Radiometric dating formula
Radiometric dating formula -Anchor Your Assets Lease Guaranty
The half-lives of many life isotopes have radioactive determined and they have radioactive found to range from extremely long half-lives of 10 billion years to extremely short half-lives of fractions of a second. The table below illustrates half-lives for selected elements. In addition, the final elemental product is listed after the decal process. Knowing how an element decays alpha, beta, gamma can allow a formula to shield their body appropriately from excess radiation. The quantity of radioactive nuclei at any given time will decrease to half as much in one half-life.
Following the somewhat serendipitous discovery of radioactivity by Becquerel, many prominent scientists began to investigate this new, intriguing phenomenon. During the beginning of the twentieth century, many radioactive substances were discovered, the properties of radiation were investigated and quantified, and a solid understanding of radiation and nuclear decay was developed. The spontaneous change of an unstable nuclide into another is radioactive decay.

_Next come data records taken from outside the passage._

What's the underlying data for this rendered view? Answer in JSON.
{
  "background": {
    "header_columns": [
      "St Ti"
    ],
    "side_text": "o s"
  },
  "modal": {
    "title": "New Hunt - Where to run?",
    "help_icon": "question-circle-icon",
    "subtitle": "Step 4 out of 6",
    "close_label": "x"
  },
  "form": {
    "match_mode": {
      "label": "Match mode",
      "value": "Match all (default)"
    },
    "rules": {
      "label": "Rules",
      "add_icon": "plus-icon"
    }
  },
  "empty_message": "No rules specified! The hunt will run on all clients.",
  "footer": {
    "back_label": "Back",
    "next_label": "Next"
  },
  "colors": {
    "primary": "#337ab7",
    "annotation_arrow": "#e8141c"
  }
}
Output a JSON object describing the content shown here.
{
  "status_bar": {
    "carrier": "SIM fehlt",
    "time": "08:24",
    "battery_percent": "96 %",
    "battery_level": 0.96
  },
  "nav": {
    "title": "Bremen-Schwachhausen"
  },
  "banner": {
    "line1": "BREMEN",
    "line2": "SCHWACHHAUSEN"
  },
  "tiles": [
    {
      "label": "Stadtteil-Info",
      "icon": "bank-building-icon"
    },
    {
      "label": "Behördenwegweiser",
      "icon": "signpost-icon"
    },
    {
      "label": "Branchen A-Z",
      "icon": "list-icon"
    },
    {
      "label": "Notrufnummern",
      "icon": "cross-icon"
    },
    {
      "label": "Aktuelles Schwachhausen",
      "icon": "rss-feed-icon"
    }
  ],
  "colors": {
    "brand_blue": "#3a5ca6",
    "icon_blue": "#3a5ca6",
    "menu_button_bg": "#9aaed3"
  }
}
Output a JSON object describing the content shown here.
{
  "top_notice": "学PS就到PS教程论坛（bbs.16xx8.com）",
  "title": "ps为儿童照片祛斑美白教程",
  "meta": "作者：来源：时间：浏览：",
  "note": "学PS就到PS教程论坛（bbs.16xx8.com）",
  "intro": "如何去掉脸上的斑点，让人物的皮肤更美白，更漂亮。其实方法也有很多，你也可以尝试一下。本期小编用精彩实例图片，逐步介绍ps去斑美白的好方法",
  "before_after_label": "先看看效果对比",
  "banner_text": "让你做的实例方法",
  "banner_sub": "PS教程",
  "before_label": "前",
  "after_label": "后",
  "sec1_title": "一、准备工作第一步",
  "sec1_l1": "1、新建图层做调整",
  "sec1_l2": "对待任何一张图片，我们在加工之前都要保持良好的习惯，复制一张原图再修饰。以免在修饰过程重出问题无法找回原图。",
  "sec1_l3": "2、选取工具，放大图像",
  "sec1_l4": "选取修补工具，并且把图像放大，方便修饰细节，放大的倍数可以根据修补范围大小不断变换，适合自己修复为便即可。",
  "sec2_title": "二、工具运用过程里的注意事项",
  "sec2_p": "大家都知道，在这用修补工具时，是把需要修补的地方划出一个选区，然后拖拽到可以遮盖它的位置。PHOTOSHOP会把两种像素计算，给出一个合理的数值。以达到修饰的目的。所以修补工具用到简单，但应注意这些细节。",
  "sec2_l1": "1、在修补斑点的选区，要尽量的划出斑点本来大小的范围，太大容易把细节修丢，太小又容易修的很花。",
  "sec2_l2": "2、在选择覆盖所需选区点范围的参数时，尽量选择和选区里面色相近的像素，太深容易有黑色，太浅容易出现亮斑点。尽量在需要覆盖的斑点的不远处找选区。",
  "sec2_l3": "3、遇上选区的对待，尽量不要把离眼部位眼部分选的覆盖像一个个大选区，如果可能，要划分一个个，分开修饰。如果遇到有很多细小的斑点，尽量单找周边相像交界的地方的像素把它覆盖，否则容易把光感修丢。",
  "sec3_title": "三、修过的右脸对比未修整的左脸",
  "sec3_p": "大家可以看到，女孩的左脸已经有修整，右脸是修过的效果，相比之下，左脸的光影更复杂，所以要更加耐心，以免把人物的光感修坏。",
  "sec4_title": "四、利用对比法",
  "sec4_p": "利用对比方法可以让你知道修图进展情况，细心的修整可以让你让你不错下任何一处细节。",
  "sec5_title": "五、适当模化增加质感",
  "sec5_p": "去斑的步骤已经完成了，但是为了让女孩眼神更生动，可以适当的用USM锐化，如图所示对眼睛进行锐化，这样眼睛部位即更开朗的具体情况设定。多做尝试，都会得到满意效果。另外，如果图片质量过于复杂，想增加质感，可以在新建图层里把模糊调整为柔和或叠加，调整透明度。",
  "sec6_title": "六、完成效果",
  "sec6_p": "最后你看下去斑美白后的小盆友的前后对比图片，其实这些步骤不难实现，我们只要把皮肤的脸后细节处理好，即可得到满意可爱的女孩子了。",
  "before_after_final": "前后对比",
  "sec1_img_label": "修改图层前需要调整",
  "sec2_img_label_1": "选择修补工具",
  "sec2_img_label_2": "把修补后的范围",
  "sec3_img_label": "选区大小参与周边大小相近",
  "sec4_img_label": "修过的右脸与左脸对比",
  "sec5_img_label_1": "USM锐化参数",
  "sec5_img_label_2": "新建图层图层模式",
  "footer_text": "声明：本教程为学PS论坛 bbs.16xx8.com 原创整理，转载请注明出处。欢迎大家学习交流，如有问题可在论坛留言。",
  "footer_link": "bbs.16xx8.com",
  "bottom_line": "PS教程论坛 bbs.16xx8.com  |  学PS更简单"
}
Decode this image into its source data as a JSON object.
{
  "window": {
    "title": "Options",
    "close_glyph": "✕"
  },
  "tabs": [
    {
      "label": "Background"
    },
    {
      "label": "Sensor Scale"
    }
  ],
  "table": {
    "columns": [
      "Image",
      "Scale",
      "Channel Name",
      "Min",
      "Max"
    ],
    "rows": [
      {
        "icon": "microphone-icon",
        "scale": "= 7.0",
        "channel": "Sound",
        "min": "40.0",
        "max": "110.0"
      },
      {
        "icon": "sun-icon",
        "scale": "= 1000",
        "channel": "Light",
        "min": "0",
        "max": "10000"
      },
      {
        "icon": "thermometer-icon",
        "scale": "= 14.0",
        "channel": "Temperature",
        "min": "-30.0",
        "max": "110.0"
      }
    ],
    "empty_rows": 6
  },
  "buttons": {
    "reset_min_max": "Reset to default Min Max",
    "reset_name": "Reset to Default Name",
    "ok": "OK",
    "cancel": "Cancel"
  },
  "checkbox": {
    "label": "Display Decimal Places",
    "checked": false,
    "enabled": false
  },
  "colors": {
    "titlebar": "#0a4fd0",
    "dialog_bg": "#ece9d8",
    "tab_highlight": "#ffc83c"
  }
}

Use this decay calculator to easily calculate the time elapsed since the beginning of the decay, or calculate the original quantity, half-life or remaining quantity of a substance subject to radioactive decay, based on any of the three parameters. Convert half-life to mean lifetime or decay constant, and vice versa by entering any of the three values in its respective field. Our versatile radioactive decay calculator supports many different time units and automatically converts them if the time unit you measure the time elapsed is different than the time unit you enter the half-time, decay constant or mean lifetime in. Supported units are nanoseconds, milliseconds, seconds, minutes, hours, days, weeks, months, and years.